§ Task to complete:
Exclude any images and output the remaining records exactly.

*** Entries shown Section Begins ***

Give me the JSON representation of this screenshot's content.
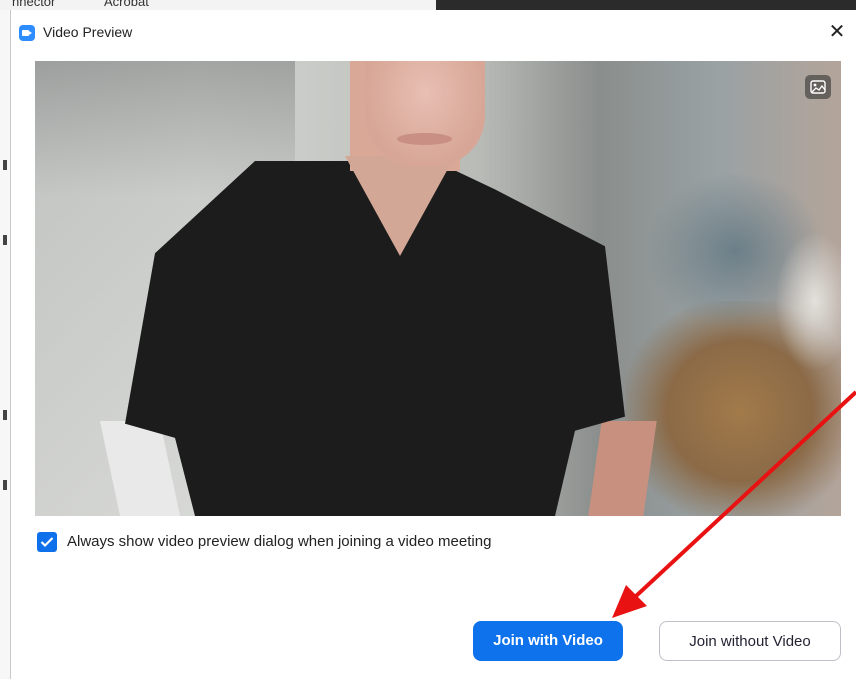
{
  "background_app": {
    "fragments": [
      "nnector",
      "Acrobat"
    ]
  },
  "dialog": {
    "title": "Video Preview",
    "icons": {
      "app": "zoom-camera-icon",
      "close": "close-icon",
      "photo": "image-icon",
      "check": "checkmark-icon"
    },
    "close_symbol": "✕",
    "video_preview": {
      "alt": "camera preview"
    },
    "checkbox": {
      "label": "Always show video preview dialog when joining a video meeting",
      "checked": true
    },
    "buttons": {
      "join_with_video": "Join with Video",
      "join_without_video": "Join without Video"
    }
  },
  "colors": {
    "accent": "#0e72ed",
    "annotation_arrow": "#e81212"
  }
}
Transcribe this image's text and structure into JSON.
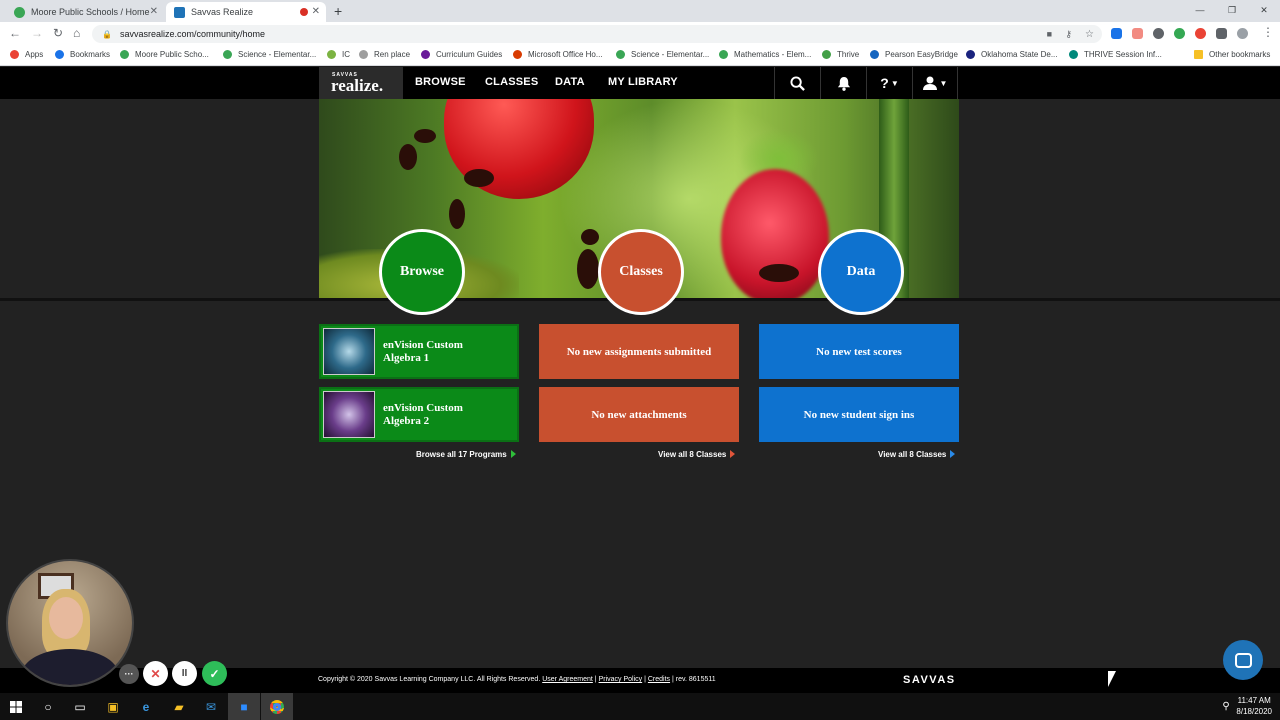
{
  "browser": {
    "tabs": [
      {
        "title": "Moore Public Schools / Home",
        "favicon_color": "#3aa655"
      },
      {
        "title": "Savvas Realize",
        "favicon_color": "#1f73b7"
      }
    ],
    "new_tab": "+",
    "url": "savvasrealize.com/community/home",
    "bookmarks": [
      {
        "label": "Apps",
        "color": "#ea4335"
      },
      {
        "label": "Bookmarks",
        "color": "#1a73e8"
      },
      {
        "label": "Moore Public Scho...",
        "color": "#3aa655"
      },
      {
        "label": "Science - Elementar...",
        "color": "#3aa655"
      },
      {
        "label": "IC",
        "color": "#7cb342"
      },
      {
        "label": "Ren place",
        "color": "#9e9e9e"
      },
      {
        "label": "Curriculum Guides",
        "color": "#6a1b9a"
      },
      {
        "label": "Microsoft Office Ho...",
        "color": "#d83b01"
      },
      {
        "label": "Science - Elementar...",
        "color": "#3aa655"
      },
      {
        "label": "Mathematics - Elem...",
        "color": "#3aa655"
      },
      {
        "label": "Thrive",
        "color": "#43a047"
      },
      {
        "label": "Pearson EasyBridge",
        "color": "#1565c0"
      },
      {
        "label": "Oklahoma State De...",
        "color": "#1a237e"
      },
      {
        "label": "THRIVE Session Inf...",
        "color": "#00897b"
      },
      {
        "label": "Other bookmarks",
        "color": "#f6c026"
      }
    ]
  },
  "app": {
    "logo_small": "SAVVAS",
    "logo_big": "realize.",
    "nav": [
      "BROWSE",
      "CLASSES",
      "DATA",
      "MY LIBRARY"
    ],
    "nav_icons": [
      "search-icon",
      "bell-icon",
      "help-icon",
      "user-icon"
    ],
    "help_glyph": "?",
    "hubs": [
      {
        "label": "Browse",
        "color": "#0b8a18"
      },
      {
        "label": "Classes",
        "color": "#c8502f"
      },
      {
        "label": "Data",
        "color": "#0e72cf"
      }
    ],
    "programs": [
      {
        "title": "enVision Custom Algebra 1"
      },
      {
        "title": "enVision Custom Algebra 2"
      }
    ],
    "classes_tiles": [
      "No new assignments submitted",
      "No new attachments"
    ],
    "data_tiles": [
      "No new test scores",
      "No new student sign ins"
    ],
    "browse_all": "Browse all 17 Programs",
    "view_classes": "View all 8 Classes",
    "view_data": "View all 8 Classes",
    "footer": {
      "copyright": "Copyright © 2020 Savvas Learning Company LLC. All Rights Reserved.",
      "user_agreement": "User Agreement",
      "privacy": "Privacy Policy",
      "credits": "Credits",
      "rev": "rev. 8615511",
      "sep": "|",
      "brand": "SAVVAS"
    }
  },
  "recorder": {
    "more": "···",
    "cancel": "✕",
    "pause": "II",
    "done": "✓"
  },
  "taskbar": {
    "time": "11:47 AM",
    "date": "8/18/2020"
  }
}
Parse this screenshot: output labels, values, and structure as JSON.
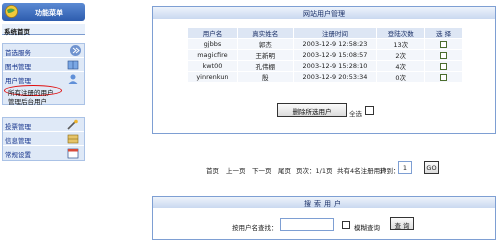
{
  "sidebar": {
    "header_title": "功能菜单",
    "home": "系统首页",
    "group1": [
      {
        "label": "首选服务",
        "icon": "double-chevron-icon"
      },
      {
        "label": "图书管理",
        "icon": "book-icon"
      },
      {
        "label": "用户管理",
        "icon": "user-icon"
      }
    ],
    "user_sub": [
      "所有注册的用户",
      "管理后台用户"
    ],
    "group2": [
      {
        "label": "投票管理",
        "icon": "tools-icon"
      },
      {
        "label": "信息管理",
        "icon": "drawer-icon"
      },
      {
        "label": "常规设置",
        "icon": "calendar-icon"
      }
    ]
  },
  "panel": {
    "title": "网站用户管理",
    "columns": [
      "用户名",
      "真实姓名",
      "注册时间",
      "登陆次数",
      "选 择"
    ],
    "rows": [
      [
        "gjbbs",
        "郭杰",
        "2003-12-9 12:58:23",
        "13次"
      ],
      [
        "magicfire",
        "王新明",
        "2003-12-9 15:08:57",
        "2次"
      ],
      [
        "kwt00",
        "孔伟棚",
        "2003-12-9 15:28:10",
        "4次"
      ],
      [
        "yinrenkun",
        "殷",
        "2003-12-9 20:53:34",
        "0次"
      ]
    ],
    "delete_label": "删除所选用户",
    "select_all_label": "全选"
  },
  "pager": {
    "first": "首页",
    "prev": "上一页",
    "next": "下一页",
    "last": "尾页",
    "page_info": "页次：1/1页",
    "total": "共有4名注册用户",
    "jump_label": "转到：",
    "page_value": "1",
    "go_label": "GO"
  },
  "search": {
    "title": "搜索用户",
    "label": "按用户名查找：",
    "fuzzy_label": "模糊查询",
    "query_label": "查 询"
  },
  "colors": {
    "header_blue": "#2d5cae",
    "border_blue": "#7e9fd3",
    "highlight_red": "#e01010"
  }
}
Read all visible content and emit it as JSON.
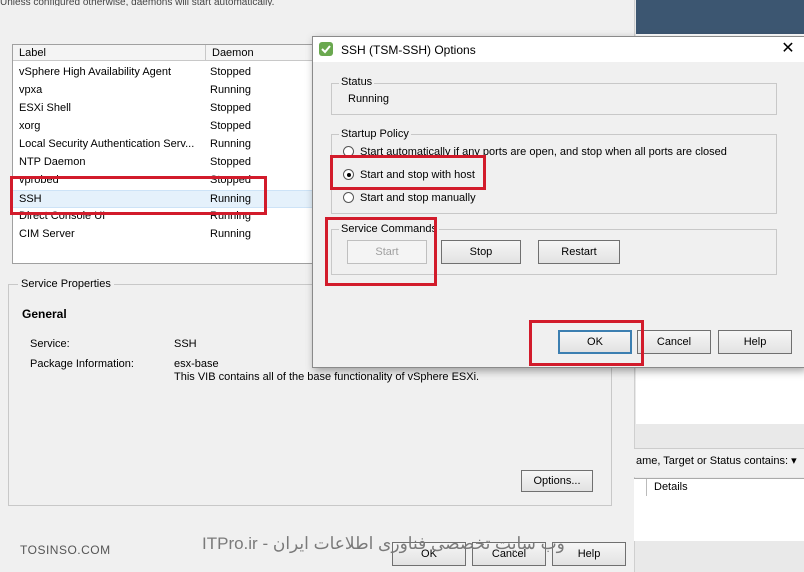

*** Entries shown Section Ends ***

§ Reply to the exercise:
Give me the JSON representation of this screenshot's content.
{
  "background_app": {
    "fragments": [
      "nnector",
      "Acrobat"
    ]
  },
  "dialog": {
    "title": "Video Preview",
    "icons": {
      "app": "zoom-camera-icon",
      "close": "close-icon",
      "photo": "image-icon",
      "check": "checkmark-icon"
    },
    "close_symbol": "✕",
    "video_preview": {
      "alt": "camera preview"
    },
    "checkbox": {
      "label": "Always show video preview dialog when joining a video meeting",
      "checked": true
    },
    "buttons": {
      "join_with_video": "Join with Video",
      "join_without_video": "Join without Video"
    }
  },
  "colors": {
    "accent": "#0e72ed",
    "annotation_arrow": "#e81212"
  }
}
Transcribe this image's text and structure into JSON.
{
  "browser": {
    "tabs": [
      {
        "title": "Moore Public Schools / Home",
        "favicon_color": "#3aa655"
      },
      {
        "title": "Savvas Realize",
        "favicon_color": "#1f73b7"
      }
    ],
    "new_tab": "+",
    "url": "savvasrealize.com/community/home",
    "bookmarks": [
      {
        "label": "Apps",
        "color": "#ea4335"
      },
      {
        "label": "Bookmarks",
        "color": "#1a73e8"
      },
      {
        "label": "Moore Public Scho...",
        "color": "#3aa655"
      },
      {
        "label": "Science - Elementar...",
        "color": "#3aa655"
      },
      {
        "label": "IC",
        "color": "#7cb342"
      },
      {
        "label": "Ren place",
        "color": "#9e9e9e"
      },
      {
        "label": "Curriculum Guides",
        "color": "#6a1b9a"
      },
      {
        "label": "Microsoft Office Ho...",
        "color": "#d83b01"
      },
      {
        "label": "Science - Elementar...",
        "color": "#3aa655"
      },
      {
        "label": "Mathematics - Elem...",
        "color": "#3aa655"
      },
      {
        "label": "Thrive",
        "color": "#43a047"
      },
      {
        "label": "Pearson EasyBridge",
        "color": "#1565c0"
      },
      {
        "label": "Oklahoma State De...",
        "color": "#1a237e"
      },
      {
        "label": "THRIVE Session Inf...",
        "color": "#00897b"
      },
      {
        "label": "Other bookmarks",
        "color": "#f6c026"
      }
    ]
  },
  "app": {
    "logo_small": "SAVVAS",
    "logo_big": "realize.",
    "nav": [
      "BROWSE",
      "CLASSES",
      "DATA",
      "MY LIBRARY"
    ],
    "nav_icons": [
      "search-icon",
      "bell-icon",
      "help-icon",
      "user-icon"
    ],
    "help_glyph": "?",
    "hubs": [
      {
        "label": "Browse",
        "color": "#0b8a18"
      },
      {
        "label": "Classes",
        "color": "#c8502f"
      },
      {
        "label": "Data",
        "color": "#0e72cf"
      }
    ],
    "programs": [
      {
        "title": "enVision Custom Algebra 1"
      },
      {
        "title": "enVision Custom Algebra 2"
      }
    ],
    "classes_tiles": [
      "No new assignments submitted",
      "No new attachments"
    ],
    "data_tiles": [
      "No new test scores",
      "No new student sign ins"
    ],
    "browse_all": "Browse all 17 Programs",
    "view_classes": "View all 8 Classes",
    "view_data": "View all 8 Classes",
    "footer": {
      "copyright": "Copyright © 2020 Savvas Learning Company LLC. All Rights Reserved.",
      "user_agreement": "User Agreement",
      "privacy": "Privacy Policy",
      "credits": "Credits",
      "rev": "rev. 8615511",
      "sep": "|",
      "brand": "SAVVAS"
    }
  },
  "recorder": {
    "more": "···",
    "cancel": "✕",
    "pause": "II",
    "done": "✓"
  },
  "taskbar": {
    "time": "11:47 AM",
    "date": "8/18/2020"
  }
}
Parse this screenshot: output labels, values, and structure as JSON.
{
  "sidebar": {
    "header_title": "功能菜单",
    "home": "系统首页",
    "group1": [
      {
        "label": "首选服务",
        "icon": "double-chevron-icon"
      },
      {
        "label": "图书管理",
        "icon": "book-icon"
      },
      {
        "label": "用户管理",
        "icon": "user-icon"
      }
    ],
    "user_sub": [
      "所有注册的用户",
      "管理后台用户"
    ],
    "group2": [
      {
        "label": "投票管理",
        "icon": "tools-icon"
      },
      {
        "label": "信息管理",
        "icon": "drawer-icon"
      },
      {
        "label": "常规设置",
        "icon": "calendar-icon"
      }
    ]
  },
  "panel": {
    "title": "网站用户管理",
    "columns": [
      "用户名",
      "真实姓名",
      "注册时间",
      "登陆次数",
      "选 择"
    ],
    "rows": [
      [
        "gjbbs",
        "郭杰",
        "2003-12-9 12:58:23",
        "13次"
      ],
      [
        "magicfire",
        "王新明",
        "2003-12-9 15:08:57",
        "2次"
      ],
      [
        "kwt00",
        "孔伟棚",
        "2003-12-9 15:28:10",
        "4次"
      ],
      [
        "yinrenkun",
        "殷",
        "2003-12-9 20:53:34",
        "0次"
      ]
    ],
    "delete_label": "删除所选用户",
    "select_all_label": "全选"
  },
  "pager": {
    "first": "首页",
    "prev": "上一页",
    "next": "下一页",
    "last": "尾页",
    "page_info": "页次：1/1页",
    "total": "共有4名注册用户",
    "jump_label": "转到：",
    "page_value": "1",
    "go_label": "GO"
  },
  "search": {
    "title": "搜索用户",
    "label": "按用户名查找：",
    "fuzzy_label": "模糊查询",
    "query_label": "查 询"
  },
  "colors": {
    "header_blue": "#2d5cae",
    "border_blue": "#7e9fd3",
    "highlight_red": "#e01010"
  }
}
Read all visible content and emit it as JSON.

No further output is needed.